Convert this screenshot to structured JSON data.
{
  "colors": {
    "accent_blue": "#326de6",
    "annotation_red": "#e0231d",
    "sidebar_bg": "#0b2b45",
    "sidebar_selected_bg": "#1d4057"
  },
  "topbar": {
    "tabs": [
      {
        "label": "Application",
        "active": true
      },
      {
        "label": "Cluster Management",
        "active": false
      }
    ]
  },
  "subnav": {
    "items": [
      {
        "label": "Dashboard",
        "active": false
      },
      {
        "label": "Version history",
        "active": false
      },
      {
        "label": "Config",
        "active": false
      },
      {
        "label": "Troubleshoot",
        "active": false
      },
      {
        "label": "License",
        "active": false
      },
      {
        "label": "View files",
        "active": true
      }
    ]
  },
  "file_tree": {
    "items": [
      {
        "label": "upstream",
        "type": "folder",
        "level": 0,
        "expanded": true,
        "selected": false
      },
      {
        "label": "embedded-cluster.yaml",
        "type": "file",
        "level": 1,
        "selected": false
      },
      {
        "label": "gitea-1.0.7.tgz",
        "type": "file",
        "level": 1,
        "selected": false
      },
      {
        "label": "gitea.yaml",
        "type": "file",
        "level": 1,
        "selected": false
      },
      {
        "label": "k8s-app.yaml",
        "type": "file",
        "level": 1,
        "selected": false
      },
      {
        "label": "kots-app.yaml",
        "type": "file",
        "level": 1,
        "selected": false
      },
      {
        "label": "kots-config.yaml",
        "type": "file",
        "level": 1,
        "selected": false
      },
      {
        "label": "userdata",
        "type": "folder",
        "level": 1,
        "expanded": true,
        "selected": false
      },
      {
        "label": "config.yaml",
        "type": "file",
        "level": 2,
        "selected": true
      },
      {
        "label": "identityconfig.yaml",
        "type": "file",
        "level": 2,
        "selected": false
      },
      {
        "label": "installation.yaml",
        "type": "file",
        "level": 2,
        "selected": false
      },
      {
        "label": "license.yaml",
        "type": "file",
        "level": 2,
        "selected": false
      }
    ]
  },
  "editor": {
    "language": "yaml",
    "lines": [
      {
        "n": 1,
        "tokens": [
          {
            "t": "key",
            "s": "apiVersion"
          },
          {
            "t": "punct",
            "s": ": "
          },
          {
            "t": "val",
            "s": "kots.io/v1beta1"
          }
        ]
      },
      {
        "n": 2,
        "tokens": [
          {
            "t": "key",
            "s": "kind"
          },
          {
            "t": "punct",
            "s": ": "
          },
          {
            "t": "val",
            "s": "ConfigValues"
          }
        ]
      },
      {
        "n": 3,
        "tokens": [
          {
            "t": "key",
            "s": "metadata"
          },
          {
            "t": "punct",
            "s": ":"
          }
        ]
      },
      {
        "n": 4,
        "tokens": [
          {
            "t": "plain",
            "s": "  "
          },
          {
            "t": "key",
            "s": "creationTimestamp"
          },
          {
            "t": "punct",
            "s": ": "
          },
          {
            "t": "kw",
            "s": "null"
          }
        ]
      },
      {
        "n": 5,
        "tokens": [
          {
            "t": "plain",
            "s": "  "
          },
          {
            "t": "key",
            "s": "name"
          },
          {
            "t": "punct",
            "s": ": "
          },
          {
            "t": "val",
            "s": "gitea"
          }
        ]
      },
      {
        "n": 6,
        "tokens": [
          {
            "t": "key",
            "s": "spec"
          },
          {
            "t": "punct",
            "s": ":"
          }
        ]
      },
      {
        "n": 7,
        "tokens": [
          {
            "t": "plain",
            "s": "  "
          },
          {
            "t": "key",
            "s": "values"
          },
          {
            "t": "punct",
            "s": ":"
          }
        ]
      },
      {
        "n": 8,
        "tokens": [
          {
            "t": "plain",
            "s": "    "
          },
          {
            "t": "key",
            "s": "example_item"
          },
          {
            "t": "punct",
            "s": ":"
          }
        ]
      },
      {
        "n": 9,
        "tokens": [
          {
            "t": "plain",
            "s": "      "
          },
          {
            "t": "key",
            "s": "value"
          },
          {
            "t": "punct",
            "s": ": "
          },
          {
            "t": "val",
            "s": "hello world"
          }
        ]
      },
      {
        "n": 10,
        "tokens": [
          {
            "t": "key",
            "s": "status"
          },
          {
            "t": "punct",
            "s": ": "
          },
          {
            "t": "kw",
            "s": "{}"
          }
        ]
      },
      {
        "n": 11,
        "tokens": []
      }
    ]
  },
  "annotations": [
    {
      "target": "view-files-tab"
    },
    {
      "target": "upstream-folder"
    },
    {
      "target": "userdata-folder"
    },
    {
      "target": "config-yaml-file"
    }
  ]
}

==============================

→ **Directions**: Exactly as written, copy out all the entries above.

→ **Task response**:
Convert this screenshot to structured JSON data.
{
  "colors": {
    "accent_blue": "#326de6",
    "annotation_red": "#e0231d",
    "sidebar_bg": "#0b2b45",
    "sidebar_selected_bg": "#1d4057"
  },
  "topbar": {
    "tabs": [
      {
        "label": "Application",
        "active": true
      },
      {
        "label": "Cluster Management",
        "active": false
      }
    ]
  },
  "subnav": {
    "items": [
      {
        "label": "Dashboard",
        "active": false
      },
      {
        "label": "Version history",
        "active": false
      },
      {
        "label": "Config",
        "active": false
      },
      {
        "label": "Troubleshoot",
        "active": false
      },
      {
        "label": "License",
        "active": false
      },
      {
        "label": "View files",
        "active": true
      }
    ]
  },
  "file_tree": {
    "items": [
      {
        "label": "upstream",
        "type": "folder",
        "level": 0,
        "expanded": true,
        "selected": false
      },
      {
        "label": "embedded-cluster.yaml",
        "type": "file",
        "level": 1,
        "selected": false
      },
      {
        "label": "gitea-1.0.7.tgz",
        "type": "file",
        "level": 1,
        "selected": false
      },
      {
        "label": "gitea.yaml",
        "type": "file",
        "level": 1,
        "selected": false
      },
      {
        "label": "k8s-app.yaml",
        "type": "file",
        "level": 1,
        "selected": false
      },
      {
        "label": "kots-app.yaml",
        "type": "file",
        "level": 1,
        "selected": false
      },
      {
        "label": "kots-config.yaml",
        "type": "file",
        "level": 1,
        "selected": false
      },
      {
        "label": "userdata",
        "type": "folder",
        "level": 1,
        "expanded": true,
        "selected": false
      },
      {
        "label": "config.yaml",
        "type": "file",
        "level": 2,
        "selected": true
      },
      {
        "label": "identityconfig.yaml",
        "type": "file",
        "level": 2,
        "selected": false
      },
      {
        "label": "installation.yaml",
        "type": "file",
        "level": 2,
        "selected": false
      },
      {
        "label": "license.yaml",
        "type": "file",
        "level": 2,
        "selected": false
      }
    ]
  },
  "editor": {
    "language": "yaml",
    "lines": [
      {
        "n": 1,
        "tokens": [
          {
            "t": "key",
            "s": "apiVersion"
          },
          {
            "t": "punct",
            "s": ": "
          },
          {
            "t": "val",
            "s": "kots.io/v1beta1"
          }
        ]
      },
      {
        "n": 2,
        "tokens": [
          {
            "t": "key",
            "s": "kind"
          },
          {
            "t": "punct",
            "s": ": "
          },
          {
            "t": "val",
            "s": "ConfigValues"
          }
        ]
      },
      {
        "n": 3,
        "tokens": [
          {
            "t": "key",
            "s": "metadata"
          },
          {
            "t": "punct",
            "s": ":"
          }
        ]
      },
      {
        "n": 4,
        "tokens": [
          {
            "t": "plain",
            "s": "  "
          },
          {
            "t": "key",
            "s": "creationTimestamp"
          },
          {
            "t": "punct",
            "s": ": "
          },
          {
            "t": "kw",
            "s": "null"
          }
        ]
      },
      {
        "n": 5,
        "tokens": [
          {
            "t": "plain",
            "s": "  "
          },
          {
            "t": "key",
            "s": "name"
          },
          {
            "t": "punct",
            "s": ": "
          },
          {
            "t": "val",
            "s": "gitea"
          }
        ]
      },
      {
        "n": 6,
        "tokens": [
          {
            "t": "key",
            "s": "spec"
          },
          {
            "t": "punct",
            "s": ":"
          }
        ]
      },
      {
        "n": 7,
        "tokens": [
          {
            "t": "plain",
            "s": "  "
          },
          {
            "t": "key",
            "s": "values"
          },
          {
            "t": "punct",
            "s": ":"
          }
        ]
      },
      {
        "n": 8,
        "tokens": [
          {
            "t": "plain",
            "s": "    "
          },
          {
            "t": "key",
            "s": "example_item"
          },
          {
            "t": "punct",
            "s": ":"
          }
        ]
      },
      {
        "n": 9,
        "tokens": [
          {
            "t": "plain",
            "s": "      "
          },
          {
            "t": "key",
            "s": "value"
          },
          {
            "t": "punct",
            "s": ": "
          },
          {
            "t": "val",
            "s": "hello world"
          }
        ]
      },
      {
        "n": 10,
        "tokens": [
          {
            "t": "key",
            "s": "status"
          },
          {
            "t": "punct",
            "s": ": "
          },
          {
            "t": "kw",
            "s": "{}"
          }
        ]
      },
      {
        "n": 11,
        "tokens": []
      }
    ]
  },
  "annotations": [
    {
      "target": "view-files-tab"
    },
    {
      "target": "upstream-folder"
    },
    {
      "target": "userdata-folder"
    },
    {
      "target": "config-yaml-file"
    }
  ]
}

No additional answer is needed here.